The Islamic Ahmadiyya Community have been subjected to various forms of religious persecution and discrimination since the movement’s inception in 1889. The Ahmadiyya Muslim movement emerged from the Sunni tradition of Islam and yet in the Islamic Republic of Pakistan, they are considered, even within Pakistan’s constitution, as non-Muslims. As such the Ahmadiyya community is subjected to systematic, state-sanctioned, persecution. Pakistan has been repeatedly condemned by the international community and human rights groups for its crimes against Ahmadis.
Hundreds of Ahmadis were killed in the 1953 Lahore riots, and the 1974 Anti-Ahmadiyya riots which resulted in the largest number of killings of Ahmadis. In May 2010, the Lahore Massacre saw attacks on Ahmadi mosques and subsequent deaths of eighty-four Ahmadis.Today, approximately 2–5 million Ahmadis live in Pakistan, which has the largest population of Ahmadis in the world. With such historic tragedies it is no wonder that the UN High Commissioner for Human Rights was forced to act. Writing from her office Geneva, Switzerland, Michelle Bachelet wrote personally to Pakistan’s Prime Minister Imran Khan appealing to him to convey a good public message through good leadership regarding the protection for all religious minorities, including Ahmadis.

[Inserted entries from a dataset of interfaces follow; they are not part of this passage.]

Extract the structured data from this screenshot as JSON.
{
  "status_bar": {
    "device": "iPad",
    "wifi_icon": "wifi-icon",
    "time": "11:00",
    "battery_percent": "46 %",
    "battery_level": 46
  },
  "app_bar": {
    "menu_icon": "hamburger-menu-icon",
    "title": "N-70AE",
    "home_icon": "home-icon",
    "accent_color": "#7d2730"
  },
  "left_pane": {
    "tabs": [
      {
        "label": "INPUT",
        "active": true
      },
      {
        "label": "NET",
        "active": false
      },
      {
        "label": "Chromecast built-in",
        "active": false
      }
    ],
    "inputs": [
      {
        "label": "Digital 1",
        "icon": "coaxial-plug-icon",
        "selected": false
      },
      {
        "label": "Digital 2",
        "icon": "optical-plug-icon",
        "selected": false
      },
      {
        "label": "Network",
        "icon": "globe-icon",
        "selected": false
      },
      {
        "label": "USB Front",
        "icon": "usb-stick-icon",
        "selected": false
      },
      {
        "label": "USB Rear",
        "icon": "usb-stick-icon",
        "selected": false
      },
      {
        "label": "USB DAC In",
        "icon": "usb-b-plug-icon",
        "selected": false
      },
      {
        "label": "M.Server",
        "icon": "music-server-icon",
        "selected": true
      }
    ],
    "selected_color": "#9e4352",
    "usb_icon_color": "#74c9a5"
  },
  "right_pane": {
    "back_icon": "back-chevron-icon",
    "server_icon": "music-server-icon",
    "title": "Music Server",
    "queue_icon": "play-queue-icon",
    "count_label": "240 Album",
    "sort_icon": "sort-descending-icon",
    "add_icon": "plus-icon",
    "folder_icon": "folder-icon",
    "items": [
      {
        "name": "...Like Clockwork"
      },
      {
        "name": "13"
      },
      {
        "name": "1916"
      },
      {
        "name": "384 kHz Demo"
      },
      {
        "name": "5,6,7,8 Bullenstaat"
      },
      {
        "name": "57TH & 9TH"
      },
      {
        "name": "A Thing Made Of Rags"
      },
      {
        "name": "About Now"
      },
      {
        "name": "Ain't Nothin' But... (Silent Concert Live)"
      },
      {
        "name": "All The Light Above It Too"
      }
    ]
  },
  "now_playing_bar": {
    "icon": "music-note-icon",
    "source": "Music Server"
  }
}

The UN High Commissioner for Human Rights condemned the hate and violence incited by the Pakistani State Minister for Parliamentary Affairs following his tweets at the end of April stating that “Beheading is the only punishment for those who mock Prophet Muhammad.” The comment was specifically targeted at the Ahmadiyya community. A week later, Minister for Religious Affairs and Interfaith Harmony, Noor-ul-Haq Qadri, joined in the efforts to further expel the Ahmadis by questioning on television on 6th May whether anyone could support Ahmadis and remain loyal to Islam or the State.
Bachelet inferred that the actions of both the State Minister and the Minister for Religious Affairs and Interfaith Harmony were purposefully intended to call out the religious extremists and incite further persecution against the Ahmadiyya community. Bachelet also called for the protection of two Pakistani Cabinet Ministers who had been threatened because they had supported the inclusion of Ahmadis in the country’s proposed National Commission for Minorities.
The decision of the Government of Pakistan to establish a new National Commission for Minorities, and the recommendation of Prime Minister Imran Khan to include Ahmadi representatives in its make up, comes following global condemnation of Pakistan’s persecution of religious minorities and its antiquated blasphemy laws.
Michelle Bachelet’s personal letter to Imran Khan was leaked, no doubt to draw attention to the seriousness of the threats made by his own Cabinet Ministers. However, making a personal plea and calling on the Prime Minister of Pakistan to show “good leadership” may be insufficient in delivering results. Pakistan is an inherently religiously intolerant society and the risk of violence, and further persecution, exists not only for the Ahmadiyya Community but also for the Christian, Hindu, Sikh, Sufi and other religious minorities of Pakistan.